In his news conference, he again employed his favorite rhetorical device – the strawman argument – saying that he was not trying “to take everyone’s guns away,” when what he is really attempting is to impose new restrictions on guns by executive fiat rather than by proposing legislative action. Thoughtful citizens should not allow themselves to be drawn into a discussion of his specific proposals. We should instead expose the president’s underlying agenda, which is to undermine the Second Amendment by casting it as an anachronism that is no longer relevant to a twenty-first century America.
As much as Americans are distrustful of politicians as a class, they reserve an even greater disdain for a president who bypasses the Constitution and rules by executive fiat. Obama’s executive amnesty program, his creation of “czars” in the White House, his decision to enter into trade deals and nuclear arms treaties while denying that they are treaties, taken together, amount to an unprecedented abuse of executive authority. The former Constitutional lecturer in the White House is in fact a Constitutional revisionist.
Americans who are angry and frustrated with what they see as dysfunction in Washington naturally look at the candidates to be the next president. Will they halt the abuse of office in full display today by the current administration? Will the leading Republican candidate, an egotist who puts his name in 20-foot letters above his buildings, be inclined to abide by the limitations of the original intent of the Constitution, or is he more likely to adopt a still more expansive view of executive authority than Obama?
Donald Trump, who has never worked for anyone and thus has not been accountable to anyone, prides himself on how he’s been a clever and successful independent business owner.

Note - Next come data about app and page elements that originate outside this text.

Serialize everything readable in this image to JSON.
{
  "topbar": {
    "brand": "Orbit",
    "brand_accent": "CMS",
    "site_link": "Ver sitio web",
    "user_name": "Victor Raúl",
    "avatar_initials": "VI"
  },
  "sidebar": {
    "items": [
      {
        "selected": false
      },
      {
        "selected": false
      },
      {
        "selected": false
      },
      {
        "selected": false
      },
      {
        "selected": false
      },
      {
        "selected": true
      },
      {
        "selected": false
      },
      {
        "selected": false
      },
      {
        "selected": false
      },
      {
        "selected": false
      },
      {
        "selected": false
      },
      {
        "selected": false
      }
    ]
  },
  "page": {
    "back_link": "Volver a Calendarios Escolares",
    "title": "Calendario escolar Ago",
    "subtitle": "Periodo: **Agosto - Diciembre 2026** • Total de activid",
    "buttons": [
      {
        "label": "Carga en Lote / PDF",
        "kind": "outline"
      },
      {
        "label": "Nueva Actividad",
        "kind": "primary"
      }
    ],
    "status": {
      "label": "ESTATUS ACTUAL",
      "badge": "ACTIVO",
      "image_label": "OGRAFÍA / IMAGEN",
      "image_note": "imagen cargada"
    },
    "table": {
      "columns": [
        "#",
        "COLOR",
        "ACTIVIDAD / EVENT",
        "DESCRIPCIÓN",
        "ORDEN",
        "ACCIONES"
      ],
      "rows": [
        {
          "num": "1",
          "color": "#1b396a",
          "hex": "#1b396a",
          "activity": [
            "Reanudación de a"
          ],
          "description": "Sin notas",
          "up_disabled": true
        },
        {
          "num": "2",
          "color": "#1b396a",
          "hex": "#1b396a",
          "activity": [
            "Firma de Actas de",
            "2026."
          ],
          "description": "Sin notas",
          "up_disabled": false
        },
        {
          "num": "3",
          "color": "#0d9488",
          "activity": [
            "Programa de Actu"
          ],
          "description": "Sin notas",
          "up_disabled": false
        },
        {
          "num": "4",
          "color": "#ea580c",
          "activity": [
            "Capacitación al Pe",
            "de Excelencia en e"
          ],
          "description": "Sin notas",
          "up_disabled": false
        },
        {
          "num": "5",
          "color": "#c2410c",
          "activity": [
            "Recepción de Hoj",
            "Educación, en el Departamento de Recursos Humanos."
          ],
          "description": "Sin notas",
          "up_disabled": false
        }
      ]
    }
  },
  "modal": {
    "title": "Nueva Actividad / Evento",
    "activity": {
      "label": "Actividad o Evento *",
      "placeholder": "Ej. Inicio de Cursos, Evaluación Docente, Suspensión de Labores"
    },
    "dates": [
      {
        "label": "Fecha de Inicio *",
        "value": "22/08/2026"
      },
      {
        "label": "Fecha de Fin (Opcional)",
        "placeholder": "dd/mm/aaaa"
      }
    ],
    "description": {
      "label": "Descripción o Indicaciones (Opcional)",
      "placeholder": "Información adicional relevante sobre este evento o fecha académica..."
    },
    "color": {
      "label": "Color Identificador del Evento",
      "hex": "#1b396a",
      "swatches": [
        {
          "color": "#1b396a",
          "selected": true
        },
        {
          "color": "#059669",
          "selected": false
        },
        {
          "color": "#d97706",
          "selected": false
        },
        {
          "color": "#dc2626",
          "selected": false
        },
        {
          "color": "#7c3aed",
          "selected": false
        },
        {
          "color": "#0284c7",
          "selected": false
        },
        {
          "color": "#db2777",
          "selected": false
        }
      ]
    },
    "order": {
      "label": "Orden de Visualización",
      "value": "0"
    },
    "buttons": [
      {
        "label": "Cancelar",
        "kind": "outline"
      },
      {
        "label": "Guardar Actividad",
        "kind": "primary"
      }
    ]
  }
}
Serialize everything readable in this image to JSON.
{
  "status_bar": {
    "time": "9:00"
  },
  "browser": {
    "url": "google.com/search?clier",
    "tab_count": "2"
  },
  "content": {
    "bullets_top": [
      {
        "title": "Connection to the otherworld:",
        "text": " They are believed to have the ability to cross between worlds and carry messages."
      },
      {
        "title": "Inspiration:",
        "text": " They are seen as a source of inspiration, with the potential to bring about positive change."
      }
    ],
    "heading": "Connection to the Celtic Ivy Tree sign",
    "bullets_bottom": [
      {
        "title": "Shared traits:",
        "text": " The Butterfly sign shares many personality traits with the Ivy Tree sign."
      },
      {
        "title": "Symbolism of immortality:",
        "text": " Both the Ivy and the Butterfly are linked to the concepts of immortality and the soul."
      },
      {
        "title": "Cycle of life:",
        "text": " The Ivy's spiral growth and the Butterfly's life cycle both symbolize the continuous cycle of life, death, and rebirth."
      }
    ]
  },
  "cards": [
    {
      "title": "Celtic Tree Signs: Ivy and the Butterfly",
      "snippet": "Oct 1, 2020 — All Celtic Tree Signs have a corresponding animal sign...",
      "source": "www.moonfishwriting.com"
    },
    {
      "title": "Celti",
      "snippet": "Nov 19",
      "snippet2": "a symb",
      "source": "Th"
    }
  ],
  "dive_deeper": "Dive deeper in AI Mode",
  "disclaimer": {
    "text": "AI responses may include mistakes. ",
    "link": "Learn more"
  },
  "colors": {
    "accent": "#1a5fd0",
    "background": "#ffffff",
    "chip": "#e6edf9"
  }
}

Has anyone ever told him “no?” Can a person who has never felt the need to ask for forgiveness be held back by constraints of something as old as the Constitution? It’s unlikely, as he has cut his own path in every industry he has worked. Will he be constrained by the balance of power that lies at the heart of the Constitution’s design of the federal government?
Many who think they agree with Trump today may not do so if he takes office and begins wielding power. He has changed his position on several major issues over the years. He was pro-choice, and now he says he’s pro-life. He supported and gave money to Bill and Hillary Clinton, and now he’s criticizing them and their views. He supports the confiscation of private property by eminent domain. Someone who has no record in office is a gamble. What issues would he advocate once elected?
The beauty of the American system of governance is that power is divided among three branches of government, with a set of checks and balances. No one person or group of persons should be able to acquire too much authority. We once had a king, and we fought a war to rid ourselves of that kind of absolute power. Obama is already too far from the Framers’ ideal of limited government and the balance of powers. Should he be succeeded by someone who is likely to abuse executive power to an even greater degree? Let’s see through the president’s executive action proposal this week. It is fundamentally a threat to the Constitutional order of the federal government, rather than a modest effort by the president to reduce mass shootings.
Hanna is president of Let Freedom Ring, a conservative advocacy organization.